### EXERCISE INSTRUCTIONS:
Search the material for "label" and copy each line in which it is found.

╭──

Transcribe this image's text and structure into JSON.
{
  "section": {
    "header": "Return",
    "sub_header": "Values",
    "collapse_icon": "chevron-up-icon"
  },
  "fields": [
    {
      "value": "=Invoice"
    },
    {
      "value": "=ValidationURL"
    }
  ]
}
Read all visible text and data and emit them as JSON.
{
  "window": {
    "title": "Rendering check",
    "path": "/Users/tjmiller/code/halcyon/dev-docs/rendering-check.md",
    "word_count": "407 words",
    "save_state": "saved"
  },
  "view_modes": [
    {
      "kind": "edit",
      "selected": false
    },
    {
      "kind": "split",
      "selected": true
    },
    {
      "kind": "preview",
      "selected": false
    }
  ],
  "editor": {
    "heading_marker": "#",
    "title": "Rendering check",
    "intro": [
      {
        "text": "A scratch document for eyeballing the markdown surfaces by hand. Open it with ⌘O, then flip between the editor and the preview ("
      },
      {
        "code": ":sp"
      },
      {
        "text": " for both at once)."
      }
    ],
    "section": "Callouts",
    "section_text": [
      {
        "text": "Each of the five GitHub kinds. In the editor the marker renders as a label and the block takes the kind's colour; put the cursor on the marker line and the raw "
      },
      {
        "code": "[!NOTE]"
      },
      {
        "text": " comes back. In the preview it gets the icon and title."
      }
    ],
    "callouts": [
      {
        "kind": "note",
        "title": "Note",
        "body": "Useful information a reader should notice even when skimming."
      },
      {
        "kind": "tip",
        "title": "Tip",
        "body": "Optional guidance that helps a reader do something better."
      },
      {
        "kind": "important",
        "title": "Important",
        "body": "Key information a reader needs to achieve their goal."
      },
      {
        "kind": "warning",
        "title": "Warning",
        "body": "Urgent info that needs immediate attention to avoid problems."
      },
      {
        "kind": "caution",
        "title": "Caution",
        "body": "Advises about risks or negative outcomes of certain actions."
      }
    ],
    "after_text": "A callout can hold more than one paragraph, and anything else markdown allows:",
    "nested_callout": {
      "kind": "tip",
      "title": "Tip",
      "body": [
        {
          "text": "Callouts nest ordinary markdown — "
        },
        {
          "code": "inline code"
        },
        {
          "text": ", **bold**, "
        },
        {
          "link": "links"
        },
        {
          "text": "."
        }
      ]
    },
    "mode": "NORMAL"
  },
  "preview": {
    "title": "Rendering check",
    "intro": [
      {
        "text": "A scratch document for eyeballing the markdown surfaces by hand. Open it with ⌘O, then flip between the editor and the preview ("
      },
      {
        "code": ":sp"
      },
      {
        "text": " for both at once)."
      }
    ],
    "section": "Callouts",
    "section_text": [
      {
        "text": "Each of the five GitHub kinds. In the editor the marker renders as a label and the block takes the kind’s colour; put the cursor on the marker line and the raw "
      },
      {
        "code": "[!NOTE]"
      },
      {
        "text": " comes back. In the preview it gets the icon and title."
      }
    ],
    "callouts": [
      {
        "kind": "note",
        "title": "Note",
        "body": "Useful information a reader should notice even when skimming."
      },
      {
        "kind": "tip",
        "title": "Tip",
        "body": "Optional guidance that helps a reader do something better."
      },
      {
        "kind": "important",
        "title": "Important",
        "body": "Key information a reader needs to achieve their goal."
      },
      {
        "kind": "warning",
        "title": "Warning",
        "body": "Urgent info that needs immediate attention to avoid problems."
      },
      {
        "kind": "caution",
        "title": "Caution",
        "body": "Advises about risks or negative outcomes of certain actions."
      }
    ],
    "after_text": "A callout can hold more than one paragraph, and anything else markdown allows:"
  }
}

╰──

### ANSWER FOR THE TASK:
        "text": "Each of the five GitHub kinds. In the editor the marker renders as a label and the block takes the kind's colour; put the cursor on the marker line and the raw "
        "text": "Each of the five GitHub kinds. In the editor the marker renders as a label and the block takes the kind’s colour; put the cursor on the marker line and the raw "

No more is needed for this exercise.